Aim of the task – Each entry has to be copied exactly, with nothing missed.

Records for the task –
-------------------------

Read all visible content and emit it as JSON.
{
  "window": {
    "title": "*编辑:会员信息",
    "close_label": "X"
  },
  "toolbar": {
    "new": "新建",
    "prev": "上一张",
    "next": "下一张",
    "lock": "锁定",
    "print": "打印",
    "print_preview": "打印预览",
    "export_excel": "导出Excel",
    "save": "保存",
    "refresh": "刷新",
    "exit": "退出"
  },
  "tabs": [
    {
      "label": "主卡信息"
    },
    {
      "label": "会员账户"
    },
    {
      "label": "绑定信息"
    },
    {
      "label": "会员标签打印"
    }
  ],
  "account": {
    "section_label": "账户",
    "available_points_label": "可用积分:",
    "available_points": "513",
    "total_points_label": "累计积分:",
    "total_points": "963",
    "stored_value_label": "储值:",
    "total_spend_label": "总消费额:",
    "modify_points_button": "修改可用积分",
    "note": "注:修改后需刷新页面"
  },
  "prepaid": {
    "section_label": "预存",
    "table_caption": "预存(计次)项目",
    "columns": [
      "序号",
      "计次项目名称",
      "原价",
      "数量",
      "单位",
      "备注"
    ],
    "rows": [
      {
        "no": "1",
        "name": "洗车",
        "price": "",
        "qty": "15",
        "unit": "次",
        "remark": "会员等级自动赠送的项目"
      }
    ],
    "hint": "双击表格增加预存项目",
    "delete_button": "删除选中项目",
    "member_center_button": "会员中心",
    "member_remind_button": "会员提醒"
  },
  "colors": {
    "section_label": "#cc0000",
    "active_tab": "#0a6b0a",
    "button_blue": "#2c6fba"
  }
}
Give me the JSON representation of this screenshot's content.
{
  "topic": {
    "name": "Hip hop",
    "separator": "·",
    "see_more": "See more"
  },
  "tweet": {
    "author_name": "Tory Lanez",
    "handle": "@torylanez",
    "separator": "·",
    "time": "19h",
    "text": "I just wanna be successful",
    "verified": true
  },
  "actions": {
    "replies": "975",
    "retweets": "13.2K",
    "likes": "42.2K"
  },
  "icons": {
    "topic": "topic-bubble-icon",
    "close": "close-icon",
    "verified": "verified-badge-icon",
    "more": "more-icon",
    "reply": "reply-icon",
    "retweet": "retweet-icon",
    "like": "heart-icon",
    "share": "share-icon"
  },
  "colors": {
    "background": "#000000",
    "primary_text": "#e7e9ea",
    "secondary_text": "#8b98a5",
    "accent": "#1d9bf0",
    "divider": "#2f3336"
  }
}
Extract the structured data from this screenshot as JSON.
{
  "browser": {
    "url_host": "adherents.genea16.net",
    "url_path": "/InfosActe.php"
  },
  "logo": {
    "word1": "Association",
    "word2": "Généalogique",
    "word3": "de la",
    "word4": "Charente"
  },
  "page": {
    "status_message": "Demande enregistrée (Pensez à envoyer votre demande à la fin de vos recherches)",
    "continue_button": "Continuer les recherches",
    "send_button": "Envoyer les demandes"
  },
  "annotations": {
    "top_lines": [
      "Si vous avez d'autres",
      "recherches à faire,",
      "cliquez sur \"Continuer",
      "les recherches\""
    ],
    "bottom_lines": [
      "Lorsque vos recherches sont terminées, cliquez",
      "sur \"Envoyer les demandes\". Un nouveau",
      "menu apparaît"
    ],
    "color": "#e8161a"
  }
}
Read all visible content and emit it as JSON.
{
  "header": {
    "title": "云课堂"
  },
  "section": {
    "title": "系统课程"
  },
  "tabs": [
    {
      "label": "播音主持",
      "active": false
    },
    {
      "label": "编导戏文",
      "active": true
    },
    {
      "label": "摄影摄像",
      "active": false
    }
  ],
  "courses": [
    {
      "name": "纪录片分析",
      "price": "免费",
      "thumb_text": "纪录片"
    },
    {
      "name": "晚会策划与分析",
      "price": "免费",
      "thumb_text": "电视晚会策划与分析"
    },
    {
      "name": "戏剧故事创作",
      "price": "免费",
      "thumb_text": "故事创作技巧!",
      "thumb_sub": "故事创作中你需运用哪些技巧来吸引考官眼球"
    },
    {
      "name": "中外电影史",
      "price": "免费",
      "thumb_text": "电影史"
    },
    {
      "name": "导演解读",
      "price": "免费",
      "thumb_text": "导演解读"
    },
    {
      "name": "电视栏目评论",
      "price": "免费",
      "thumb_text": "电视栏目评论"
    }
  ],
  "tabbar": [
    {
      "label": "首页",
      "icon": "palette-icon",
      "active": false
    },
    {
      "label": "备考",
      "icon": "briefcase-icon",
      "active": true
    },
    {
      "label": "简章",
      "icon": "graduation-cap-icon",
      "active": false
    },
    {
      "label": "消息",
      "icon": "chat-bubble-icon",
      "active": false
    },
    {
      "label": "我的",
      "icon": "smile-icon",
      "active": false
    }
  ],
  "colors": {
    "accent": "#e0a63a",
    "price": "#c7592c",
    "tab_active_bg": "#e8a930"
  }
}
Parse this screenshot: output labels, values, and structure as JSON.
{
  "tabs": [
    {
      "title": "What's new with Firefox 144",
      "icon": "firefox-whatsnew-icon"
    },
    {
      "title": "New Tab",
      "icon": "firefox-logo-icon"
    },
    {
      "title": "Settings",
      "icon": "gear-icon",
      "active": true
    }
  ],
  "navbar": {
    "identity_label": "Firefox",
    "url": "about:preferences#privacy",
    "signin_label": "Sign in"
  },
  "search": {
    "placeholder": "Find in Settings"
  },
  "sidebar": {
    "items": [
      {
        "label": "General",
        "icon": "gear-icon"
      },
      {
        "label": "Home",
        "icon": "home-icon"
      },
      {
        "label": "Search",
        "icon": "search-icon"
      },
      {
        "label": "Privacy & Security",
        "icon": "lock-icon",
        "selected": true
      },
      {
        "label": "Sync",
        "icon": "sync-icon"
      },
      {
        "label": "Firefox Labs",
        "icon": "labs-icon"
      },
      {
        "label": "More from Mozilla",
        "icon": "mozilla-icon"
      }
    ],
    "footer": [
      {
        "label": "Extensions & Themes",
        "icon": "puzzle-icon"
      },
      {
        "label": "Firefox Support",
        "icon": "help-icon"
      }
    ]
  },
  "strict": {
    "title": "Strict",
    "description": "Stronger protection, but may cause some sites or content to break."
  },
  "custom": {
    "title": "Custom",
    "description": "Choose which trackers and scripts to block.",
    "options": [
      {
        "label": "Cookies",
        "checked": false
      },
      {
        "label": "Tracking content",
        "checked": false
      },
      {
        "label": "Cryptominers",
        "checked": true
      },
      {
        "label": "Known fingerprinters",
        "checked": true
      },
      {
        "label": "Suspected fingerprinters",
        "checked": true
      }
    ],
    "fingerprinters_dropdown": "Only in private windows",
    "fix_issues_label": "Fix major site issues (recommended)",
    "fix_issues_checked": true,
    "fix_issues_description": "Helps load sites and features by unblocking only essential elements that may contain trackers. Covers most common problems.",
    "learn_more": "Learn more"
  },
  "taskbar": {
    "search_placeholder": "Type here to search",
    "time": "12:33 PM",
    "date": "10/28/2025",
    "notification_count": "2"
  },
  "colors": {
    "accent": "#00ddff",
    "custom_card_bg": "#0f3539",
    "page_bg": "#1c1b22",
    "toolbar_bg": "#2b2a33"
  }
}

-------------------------

Problem solution –
Read all visible content and emit it as JSON.
{
  "window": {
    "title": "*编辑:会员信息",
    "close_label": "X"
  },
  "toolbar": {
    "new": "新建",
    "prev": "上一张",
    "next": "下一张",
    "lock": "锁定",
    "print": "打印",
    "print_preview": "打印预览",
    "export_excel": "导出Excel",
    "save": "保存",
    "refresh": "刷新",
    "exit": "退出"
  },
  "tabs": [
    {
      "label": "主卡信息"
    },
    {
      "label": "会员账户"
    },
    {
      "label": "绑定信息"
    },
    {
      "label": "会员标签打印"
    }
  ],
  "account": {
    "section_label": "账户",
    "available_points_label": "可用积分:",
    "available_points": "513",
    "total_points_label": "累计积分:",
    "total_points": "963",
    "stored_value_label": "储值:",
    "total_spend_label": "总消费额:",
    "modify_points_button": "修改可用积分",
    "note": "注:修改后需刷新页面"
  },
  "prepaid": {
    "section_label": "预存",
    "table_caption": "预存(计次)项目",
    "columns": [
      "序号",
      "计次项目名称",
      "原价",
      "数量",
      "单位",
      "备注"
    ],
    "rows": [
      {
        "no": "1",
        "name": "洗车",
        "price": "",
        "qty": "15",
        "unit": "次",
        "remark": "会员等级自动赠送的项目"
      }
    ],
    "hint": "双击表格增加预存项目",
    "delete_button": "删除选中项目",
    "member_center_button": "会员中心",
    "member_remind_button": "会员提醒"
  },
  "colors": {
    "section_label": "#cc0000",
    "active_tab": "#0a6b0a",
    "button_blue": "#2c6fba"
  }
}
Give me the JSON representation of this screenshot's content.
{
  "topic": {
    "name": "Hip hop",
    "separator": "·",
    "see_more": "See more"
  },
  "tweet": {
    "author_name": "Tory Lanez",
    "handle": "@torylanez",
    "separator": "·",
    "time": "19h",
    "text": "I just wanna be successful",
    "verified": true
  },
  "actions": {
    "replies": "975",
    "retweets": "13.2K",
    "likes": "42.2K"
  },
  "icons": {
    "topic": "topic-bubble-icon",
    "close": "close-icon",
    "verified": "verified-badge-icon",
    "more": "more-icon",
    "reply": "reply-icon",
    "retweet": "retweet-icon",
    "like": "heart-icon",
    "share": "share-icon"
  },
  "colors": {
    "background": "#000000",
    "primary_text": "#e7e9ea",
    "secondary_text": "#8b98a5",
    "accent": "#1d9bf0",
    "divider": "#2f3336"
  }
}
Extract the structured data from this screenshot as JSON.
{
  "browser": {
    "url_host": "adherents.genea16.net",
    "url_path": "/InfosActe.php"
  },
  "logo": {
    "word1": "Association",
    "word2": "Généalogique",
    "word3": "de la",
    "word4": "Charente"
  },
  "page": {
    "status_message": "Demande enregistrée (Pensez à envoyer votre demande à la fin de vos recherches)",
    "continue_button": "Continuer les recherches",
    "send_button": "Envoyer les demandes"
  },
  "annotations": {
    "top_lines": [
      "Si vous avez d'autres",
      "recherches à faire,",
      "cliquez sur \"Continuer",
      "les recherches\""
    ],
    "bottom_lines": [
      "Lorsque vos recherches sont terminées, cliquez",
      "sur \"Envoyer les demandes\". Un nouveau",
      "menu apparaît"
    ],
    "color": "#e8161a"
  }
}
Read all visible content and emit it as JSON.
{
  "header": {
    "title": "云课堂"
  },
  "section": {
    "title": "系统课程"
  },
  "tabs": [
    {
      "label": "播音主持",
      "active": false
    },
    {
      "label": "编导戏文",
      "active": true
    },
    {
      "label": "摄影摄像",
      "active": false
    }
  ],
  "courses": [
    {
      "name": "纪录片分析",
      "price": "免费",
      "thumb_text": "纪录片"
    },
    {
      "name": "晚会策划与分析",
      "price": "免费",
      "thumb_text": "电视晚会策划与分析"
    },
    {
      "name": "戏剧故事创作",
      "price": "免费",
      "thumb_text": "故事创作技巧!",
      "thumb_sub": "故事创作中你需运用哪些技巧来吸引考官眼球"
    },
    {
      "name": "中外电影史",
      "price": "免费",
      "thumb_text": "电影史"
    },
    {
      "name": "导演解读",
      "price": "免费",
      "thumb_text": "导演解读"
    },
    {
      "name": "电视栏目评论",
      "price": "免费",
      "thumb_text": "电视栏目评论"
    }
  ],
  "tabbar": [
    {
      "label": "首页",
      "icon": "palette-icon",
      "active": false
    },
    {
      "label": "备考",
      "icon": "briefcase-icon",
      "active": true
    },
    {
      "label": "简章",
      "icon": "graduation-cap-icon",
      "active": false
    },
    {
      "label": "消息",
      "icon": "chat-bubble-icon",
      "active": false
    },
    {
      "label": "我的",
      "icon": "smile-icon",
      "active": false
    }
  ],
  "colors": {
    "accent": "#e0a63a",
    "price": "#c7592c",
    "tab_active_bg": "#e8a930"
  }
}
Parse this screenshot: output labels, values, and structure as JSON.
{
  "tabs": [
    {
      "title": "What's new with Firefox 144",
      "icon": "firefox-whatsnew-icon"
    },
    {
      "title": "New Tab",
      "icon": "firefox-logo-icon"
    },
    {
      "title": "Settings",
      "icon": "gear-icon",
      "active": true
    }
  ],
  "navbar": {
    "identity_label": "Firefox",
    "url": "about:preferences#privacy",
    "signin_label": "Sign in"
  },
  "search": {
    "placeholder": "Find in Settings"
  },
  "sidebar": {
    "items": [
      {
        "label": "General",
        "icon": "gear-icon"
      },
      {
        "label": "Home",
        "icon": "home-icon"
      },
      {
        "label": "Search",
        "icon": "search-icon"
      },
      {
        "label": "Privacy & Security",
        "icon": "lock-icon",
        "selected": true
      },
      {
        "label": "Sync",
        "icon": "sync-icon"
      },
      {
        "label": "Firefox Labs",
        "icon": "labs-icon"
      },
      {
        "label": "More from Mozilla",
        "icon": "mozilla-icon"
      }
    ],
    "footer": [
      {
        "label": "Extensions & Themes",
        "icon": "puzzle-icon"
      },
      {
        "label": "Firefox Support",
        "icon": "help-icon"
      }
    ]
  },
  "strict": {
    "title": "Strict",
    "description": "Stronger protection, but may cause some sites or content to break."
  },
  "custom": {
    "title": "Custom",
    "description": "Choose which trackers and scripts to block.",
    "options": [
      {
        "label": "Cookies",
        "checked": false
      },
      {
        "label": "Tracking content",
        "checked": false
      },
      {
        "label": "Cryptominers",
        "checked": true
      },
      {
        "label": "Known fingerprinters",
        "checked": true
      },
      {
        "label": "Suspected fingerprinters",
        "checked": true
      }
    ],
    "fingerprinters_dropdown": "Only in private windows",
    "fix_issues_label": "Fix major site issues (recommended)",
    "fix_issues_checked": true,
    "fix_issues_description": "Helps load sites and features by unblocking only essential elements that may contain trackers. Covers most common problems.",
    "learn_more": "Learn more"
  },
  "taskbar": {
    "search_placeholder": "Type here to search",
    "time": "12:33 PM",
    "date": "10/28/2025",
    "notification_count": "2"
  },
  "colors": {
    "accent": "#00ddff",
    "custom_card_bg": "#0f3539",
    "page_bg": "#1c1b22",
    "toolbar_bg": "#2b2a33"
  }
}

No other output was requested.